We didn't wait for the whole train to pass. We had discussed shooting it by the Rothesay train station, as Caleb had never shot a train there, and I always like that location. We were traveling in separate cars, because Caleb was going to carry on to Nova Scotia after the chase, and I had to return to Saint John to work the next day.


CN 2977 passing the historic Rothesay train station
Well, that shot worked well.

We arrived several minutes before the train did. Since there was no sun out, we had our choice of angles. I decided to shoot from this angle to include the historic station. Caleb was a little closer with a wider angle.

I shot the other leaser, CREX 1505, as they passed by us.
CREX 1505 on train CN 406
This time, we were trapped by the train, so it was time for a selfie by the train.

Caleb Wentzell and yours truly. He's quite a bit taller than I am!
We discussed our next move, and we decided to get them at Hampton. It's fairly easy to get into from the highway.


When we arrived in Hampton, I suggested going to the one lane iron bridge just before town to get an overhead view. We arrived just in time to catch the train snaking around the curve and blasting underneath us.

Overhead view of CN 406 at Hampton
While breathing in those tasty diesel fumes, I grabbed overhead views of the two leased locomotives as well.
Overhead views of CEFX 1011 and CREX 1505
Next up... Norton! I had never been there, but Caleb had, so he led the way.


CN 406 at Norton
I liked that old building, now used as a recycling depot. I think this location would work well for westbounds as well, because you could include that yellow building seen in the photo below, plus there are a few interesting buildings on the other side of the tracks.

CN 406 rolling through the crossing
The next shot was a grab shot near Apohaqui, by the highway. It was getting pretty dark so the photography was getting challenging.


Roadside view near Apohaqui
Caleb was showing good shooter form as he photographed CN 406 going away.

Bang bang
Caleb suggested another overhead view just west of Sussex. This was a good choice, as going into Sussex would be challenging to do in time, and we'd have no chance of another shot after that.

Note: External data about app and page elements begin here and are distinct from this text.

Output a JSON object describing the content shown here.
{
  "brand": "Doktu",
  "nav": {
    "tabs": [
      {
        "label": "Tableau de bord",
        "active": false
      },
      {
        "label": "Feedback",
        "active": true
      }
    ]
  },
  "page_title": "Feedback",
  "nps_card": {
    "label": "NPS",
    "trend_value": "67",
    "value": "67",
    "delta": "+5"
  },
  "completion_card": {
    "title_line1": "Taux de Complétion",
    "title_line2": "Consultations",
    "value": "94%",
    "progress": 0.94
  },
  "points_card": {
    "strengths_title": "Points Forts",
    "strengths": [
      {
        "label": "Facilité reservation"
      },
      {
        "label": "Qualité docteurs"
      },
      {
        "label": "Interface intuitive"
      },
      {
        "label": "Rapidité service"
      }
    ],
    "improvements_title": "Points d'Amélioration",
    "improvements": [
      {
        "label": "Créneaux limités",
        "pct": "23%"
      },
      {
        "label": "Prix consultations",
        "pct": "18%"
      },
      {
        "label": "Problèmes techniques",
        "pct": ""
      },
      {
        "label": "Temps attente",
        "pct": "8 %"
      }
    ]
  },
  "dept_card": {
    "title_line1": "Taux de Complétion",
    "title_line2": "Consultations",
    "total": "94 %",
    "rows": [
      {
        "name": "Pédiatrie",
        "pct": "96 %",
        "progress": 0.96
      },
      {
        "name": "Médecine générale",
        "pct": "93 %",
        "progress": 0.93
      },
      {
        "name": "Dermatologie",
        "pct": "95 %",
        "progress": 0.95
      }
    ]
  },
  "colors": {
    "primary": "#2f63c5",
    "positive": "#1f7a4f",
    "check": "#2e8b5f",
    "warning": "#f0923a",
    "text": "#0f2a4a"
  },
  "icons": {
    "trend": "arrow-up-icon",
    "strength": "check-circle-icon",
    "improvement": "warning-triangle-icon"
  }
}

Overhead CN 406
This would have been nicer with more light, but what can you do? I think the location was good and the photos turned out OK.

CEFX 1011 from above
Our final location was Penobsquis, by the shuttered potash facility.


Here I elected to shoot video, as I hadn't done any video, and I knew this was the last spot. It's pretty dark and backlit, but here it is.

Once the train went by, we took a few photos of the potash facility... and its lonely locomotive.
PotashCorp plant in Penobsquis
Their locomotive is an EMD SW900, originally CN 7253.
Penobsquis switcher locomotive
The angle wasn't great but it was all that was available.

I said my goodbyes to Caleb and I headed back to Saint John. It was great to see him again, and I look forward to railfanning with him again!

Running Extra

NB Southern's yard in Saint John
I didn't do much railfanning the next evening, but I did take this photo of NB Southern's yard and shops from the nearby overpass. You can see their passenger equipment on the left edge, a few tracks in. A GP38 and a blue MP15 are at the shops, with a GP38/slug set on the side, and a few locomotives in storage at the back.

In Fredericton, I bought the latest book by Owen Laukkanen, noted Canadian mystery writer (and railfan!), Gale Force. It's a thriller based around a salvage tug and its crew. If you like thrillers by Clive Cussler, you'll love this book.

I had a very early flight and I intended to sleep on either the Saint John-Montreal leg or the Montreal-Winnipeg leg, but this book is such a page turner that I read it straight through with nary a yawn. Highly recommended. BUY THE BOOK

Owen Laukkanen's "Gale Force" on a plane

See also